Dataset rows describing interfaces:
Content starts

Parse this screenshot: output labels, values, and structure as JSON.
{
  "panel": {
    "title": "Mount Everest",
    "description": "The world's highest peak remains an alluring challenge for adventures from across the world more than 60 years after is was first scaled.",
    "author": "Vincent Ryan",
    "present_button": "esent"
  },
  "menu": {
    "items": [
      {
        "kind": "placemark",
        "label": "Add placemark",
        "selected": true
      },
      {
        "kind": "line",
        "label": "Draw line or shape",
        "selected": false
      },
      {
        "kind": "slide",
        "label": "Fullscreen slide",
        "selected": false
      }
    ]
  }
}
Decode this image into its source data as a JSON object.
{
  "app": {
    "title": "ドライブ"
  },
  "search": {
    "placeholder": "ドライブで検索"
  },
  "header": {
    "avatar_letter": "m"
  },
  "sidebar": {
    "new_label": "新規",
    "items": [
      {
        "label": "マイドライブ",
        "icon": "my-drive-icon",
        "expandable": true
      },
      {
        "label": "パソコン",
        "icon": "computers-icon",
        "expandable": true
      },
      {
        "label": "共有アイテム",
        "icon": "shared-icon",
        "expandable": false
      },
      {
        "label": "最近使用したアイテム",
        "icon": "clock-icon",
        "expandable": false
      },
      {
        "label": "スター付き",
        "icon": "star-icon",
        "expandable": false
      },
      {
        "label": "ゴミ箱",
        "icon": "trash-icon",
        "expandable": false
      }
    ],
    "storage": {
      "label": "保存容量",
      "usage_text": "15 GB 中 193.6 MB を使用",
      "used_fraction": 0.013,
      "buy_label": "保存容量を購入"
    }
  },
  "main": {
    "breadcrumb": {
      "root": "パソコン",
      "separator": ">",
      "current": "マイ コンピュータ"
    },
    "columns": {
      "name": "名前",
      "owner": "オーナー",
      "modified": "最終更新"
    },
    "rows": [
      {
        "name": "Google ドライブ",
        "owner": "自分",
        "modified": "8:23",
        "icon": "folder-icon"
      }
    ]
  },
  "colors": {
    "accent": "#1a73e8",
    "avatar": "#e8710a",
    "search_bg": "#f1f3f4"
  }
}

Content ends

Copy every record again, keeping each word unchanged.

Problem solution:
Parse this screenshot: output labels, values, and structure as JSON.
{
  "panel": {
    "title": "Mount Everest",
    "description": "The world's highest peak remains an alluring challenge for adventures from across the world more than 60 years after is was first scaled.",
    "author": "Vincent Ryan",
    "present_button": "esent"
  },
  "menu": {
    "items": [
      {
        "kind": "placemark",
        "label": "Add placemark",
        "selected": true
      },
      {
        "kind": "line",
        "label": "Draw line or shape",
        "selected": false
      },
      {
        "kind": "slide",
        "label": "Fullscreen slide",
        "selected": false
      }
    ]
  }
}
Decode this image into its source data as a JSON object.
{
  "app": {
    "title": "ドライブ"
  },
  "search": {
    "placeholder": "ドライブで検索"
  },
  "header": {
    "avatar_letter": "m"
  },
  "sidebar": {
    "new_label": "新規",
    "items": [
      {
        "label": "マイドライブ",
        "icon": "my-drive-icon",
        "expandable": true
      },
      {
        "label": "パソコン",
        "icon": "computers-icon",
        "expandable": true
      },
      {
        "label": "共有アイテム",
        "icon": "shared-icon",
        "expandable": false
      },
      {
        "label": "最近使用したアイテム",
        "icon": "clock-icon",
        "expandable": false
      },
      {
        "label": "スター付き",
        "icon": "star-icon",
        "expandable": false
      },
      {
        "label": "ゴミ箱",
        "icon": "trash-icon",
        "expandable": false
      }
    ],
    "storage": {
      "label": "保存容量",
      "usage_text": "15 GB 中 193.6 MB を使用",
      "used_fraction": 0.013,
      "buy_label": "保存容量を購入"
    }
  },
  "main": {
    "breadcrumb": {
      "root": "パソコン",
      "separator": ">",
      "current": "マイ コンピュータ"
    },
    "columns": {
      "name": "名前",
      "owner": "オーナー",
      "modified": "最終更新"
    },
    "rows": [
      {
        "name": "Google ドライブ",
        "owner": "自分",
        "modified": "8:23",
        "icon": "folder-icon"
      }
    ]
  },
  "colors": {
    "accent": "#1a73e8",
    "avatar": "#e8710a",
    "search_bg": "#f1f3f4"
  }
}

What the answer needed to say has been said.